The discipline is a major issue and it’s reflective on the field. There were multiple unnecessary roughness calls, including one on Kenny Turnier on an onside kick recovery. The lack of discipline has been evident in the prior games with the plethora of penalties and the program's record-setting 2019 campaign. A lack of locker room peace was never publicly evident until now, but in retrospect, there were signs. This is an exponentially bigger concern than the actual result of the game.
UCF: Dillon Gabriel: 35/49 for 601 yards, 5 TD, 0 Int
Memphis: Brady White: 34/50 for 486 yards, 6 TD, 0 Int
UCF: Greg McCrae: 17 carries for 78 yards, 1 TD
Memphis: Rodrigues Clark: 21 carries for 111 yards, 0 TD
UCF: Marlon Williams: 13 catches for 191 yards, 1 TD
Memphis: Calvin Austin III: 9 catches for 151 yards, 2 TD
- In the last 43 games for UCF, they have had 41 games of 30 points or more. The Knights have won 37 of those 43, including four wins against top 25 teams and five wins against Power Five conference teams.
- Dillon Gabriel’s 601 yards passing in a single-game UCF record. The old record was 497 yards, set by Ryan Schneider against Florida Atlantic in 2003.
- Dillon Gabriel has passed for a touchdown in 17 straight games.

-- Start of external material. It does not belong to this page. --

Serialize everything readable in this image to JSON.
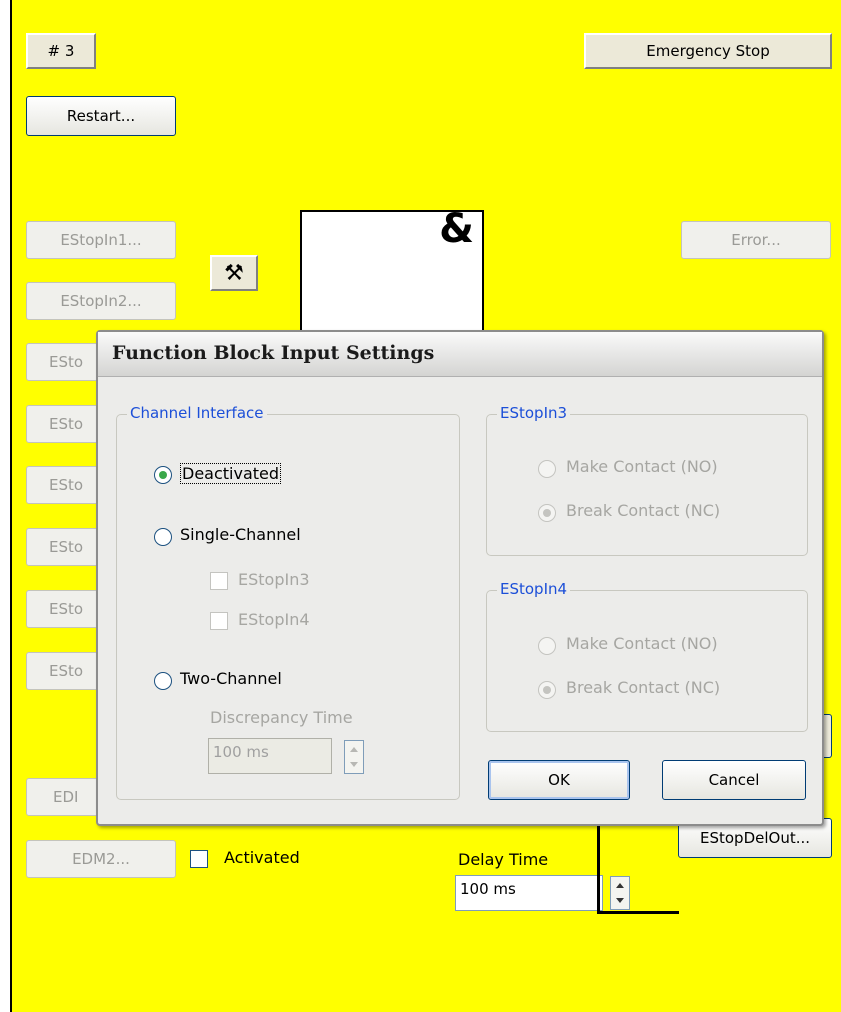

- UCF has had at least one passing and one rushing touchdown for 43 straight games. This streak leads the nation.
- In the first quarter, Greg McCrae broke 2,000 yards rushing for his career.
- Gabriel’s 85-yard touchdown pass to Marlon Wiliams was a career-long for both players. Ryan O’Keefe and Gabriel then connected on a 93-yard touchdown later in the game to set a new personal best for both players.
- Gabriel’s 93-yard touchdown is the longest completion in UCF history. His 85-yard completion to Williams is the fourth-longest.
- This is Gabriel’s first loss as a starting quarterback where he does not throw an interception.
- Jaylon Robinson broke 100 yards receiving in the first half. This makes it four straight games with at least 100 yards for him, which is second all-time at UCF, tied with three other players. The record is five, set by Ted Wilson in 1985.
- Marlon Williams’ 191 receiving yards is a personal best.
- UCF’s 798 yards of total offense surprisingly is NOT a school record. The record is 818 yards against Gardner-Webb in 1992.
- The combined offense totaled 1,501 yards, which is an American Athletic Conference record. The old record was 1,489, set in the 2017 AAC Championship Game between UCF and Memphis. I’d like to point out that the previous record was set in double overtime while the new record was set in regulation.
- Sorry this isn’t my best. I’ll try harder next time.